[Items from an interface collection]

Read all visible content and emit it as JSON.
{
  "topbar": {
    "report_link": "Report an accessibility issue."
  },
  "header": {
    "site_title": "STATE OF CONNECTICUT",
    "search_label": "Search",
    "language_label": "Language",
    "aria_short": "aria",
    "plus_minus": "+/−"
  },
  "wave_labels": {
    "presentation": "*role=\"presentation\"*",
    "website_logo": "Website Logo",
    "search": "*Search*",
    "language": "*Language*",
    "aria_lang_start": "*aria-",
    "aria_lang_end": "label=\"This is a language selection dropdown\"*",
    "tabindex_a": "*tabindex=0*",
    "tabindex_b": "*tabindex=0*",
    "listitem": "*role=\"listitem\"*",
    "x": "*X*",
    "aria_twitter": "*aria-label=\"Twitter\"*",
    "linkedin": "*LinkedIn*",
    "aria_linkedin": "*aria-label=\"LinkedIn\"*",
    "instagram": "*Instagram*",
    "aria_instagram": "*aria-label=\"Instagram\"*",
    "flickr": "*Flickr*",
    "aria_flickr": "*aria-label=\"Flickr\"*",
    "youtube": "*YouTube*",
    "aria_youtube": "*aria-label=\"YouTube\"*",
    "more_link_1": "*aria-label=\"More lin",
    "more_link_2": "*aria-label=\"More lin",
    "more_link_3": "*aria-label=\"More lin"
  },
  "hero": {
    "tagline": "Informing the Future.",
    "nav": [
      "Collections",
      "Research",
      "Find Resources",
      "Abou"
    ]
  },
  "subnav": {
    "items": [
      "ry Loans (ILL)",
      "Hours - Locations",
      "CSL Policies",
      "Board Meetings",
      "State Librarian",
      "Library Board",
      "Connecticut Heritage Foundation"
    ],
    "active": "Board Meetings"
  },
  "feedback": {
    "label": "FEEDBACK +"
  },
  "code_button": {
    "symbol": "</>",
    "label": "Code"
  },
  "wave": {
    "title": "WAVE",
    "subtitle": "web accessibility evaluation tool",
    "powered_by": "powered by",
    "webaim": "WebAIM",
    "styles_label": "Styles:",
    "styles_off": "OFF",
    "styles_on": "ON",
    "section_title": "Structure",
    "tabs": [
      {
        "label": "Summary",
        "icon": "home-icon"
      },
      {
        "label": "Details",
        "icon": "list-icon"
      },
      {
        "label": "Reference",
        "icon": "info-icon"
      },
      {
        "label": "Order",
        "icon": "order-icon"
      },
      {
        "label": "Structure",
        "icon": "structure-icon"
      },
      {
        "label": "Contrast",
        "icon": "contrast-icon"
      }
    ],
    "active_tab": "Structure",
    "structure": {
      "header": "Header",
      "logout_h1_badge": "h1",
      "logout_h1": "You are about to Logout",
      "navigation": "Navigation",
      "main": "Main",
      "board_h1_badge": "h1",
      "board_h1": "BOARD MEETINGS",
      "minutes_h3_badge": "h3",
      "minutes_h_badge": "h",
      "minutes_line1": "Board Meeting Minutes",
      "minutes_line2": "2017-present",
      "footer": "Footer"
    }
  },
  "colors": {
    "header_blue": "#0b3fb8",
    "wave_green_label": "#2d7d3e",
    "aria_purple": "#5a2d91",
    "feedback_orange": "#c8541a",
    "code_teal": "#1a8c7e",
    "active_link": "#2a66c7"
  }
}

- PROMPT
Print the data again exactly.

- WRITTEN SOLUTION
Read all visible content and emit it as JSON.
{
  "topbar": {
    "report_link": "Report an accessibility issue."
  },
  "header": {
    "site_title": "STATE OF CONNECTICUT",
    "search_label": "Search",
    "language_label": "Language",
    "aria_short": "aria",
    "plus_minus": "+/−"
  },
  "wave_labels": {
    "presentation": "*role=\"presentation\"*",
    "website_logo": "Website Logo",
    "search": "*Search*",
    "language": "*Language*",
    "aria_lang_start": "*aria-",
    "aria_lang_end": "label=\"This is a language selection dropdown\"*",
    "tabindex_a": "*tabindex=0*",
    "tabindex_b": "*tabindex=0*",
    "listitem": "*role=\"listitem\"*",
    "x": "*X*",
    "aria_twitter": "*aria-label=\"Twitter\"*",
    "linkedin": "*LinkedIn*",
    "aria_linkedin": "*aria-label=\"LinkedIn\"*",
    "instagram": "*Instagram*",
    "aria_instagram": "*aria-label=\"Instagram\"*",
    "flickr": "*Flickr*",
    "aria_flickr": "*aria-label=\"Flickr\"*",
    "youtube": "*YouTube*",
    "aria_youtube": "*aria-label=\"YouTube\"*",
    "more_link_1": "*aria-label=\"More lin",
    "more_link_2": "*aria-label=\"More lin",
    "more_link_3": "*aria-label=\"More lin"
  },
  "hero": {
    "tagline": "Informing the Future.",
    "nav": [
      "Collections",
      "Research",
      "Find Resources",
      "Abou"
    ]
  },
  "subnav": {
    "items": [
      "ry Loans (ILL)",
      "Hours - Locations",
      "CSL Policies",
      "Board Meetings",
      "State Librarian",
      "Library Board",
      "Connecticut Heritage Foundation"
    ],
    "active": "Board Meetings"
  },
  "feedback": {
    "label": "FEEDBACK +"
  },
  "code_button": {
    "symbol": "</>",
    "label": "Code"
  },
  "wave": {
    "title": "WAVE",
    "subtitle": "web accessibility evaluation tool",
    "powered_by": "powered by",
    "webaim": "WebAIM",
    "styles_label": "Styles:",
    "styles_off": "OFF",
    "styles_on": "ON",
    "section_title": "Structure",
    "tabs": [
      {
        "label": "Summary",
        "icon": "home-icon"
      },
      {
        "label": "Details",
        "icon": "list-icon"
      },
      {
        "label": "Reference",
        "icon": "info-icon"
      },
      {
        "label": "Order",
        "icon": "order-icon"
      },
      {
        "label": "Structure",
        "icon": "structure-icon"
      },
      {
        "label": "Contrast",
        "icon": "contrast-icon"
      }
    ],
    "active_tab": "Structure",
    "structure": {
      "header": "Header",
      "logout_h1_badge": "h1",
      "logout_h1": "You are about to Logout",
      "navigation": "Navigation",
      "main": "Main",
      "board_h1_badge": "h1",
      "board_h1": "BOARD MEETINGS",
      "minutes_h3_badge": "h3",
      "minutes_h_badge": "h",
      "minutes_line1": "Board Meeting Minutes",
      "minutes_line2": "2017-present",
      "footer": "Footer"
    }
  },
  "colors": {
    "header_blue": "#0b3fb8",
    "wave_green_label": "#2d7d3e",
    "aria_purple": "#5a2d91",
    "feedback_orange": "#c8541a",
    "code_teal": "#1a8c7e",
    "active_link": "#2a66c7"
  }
}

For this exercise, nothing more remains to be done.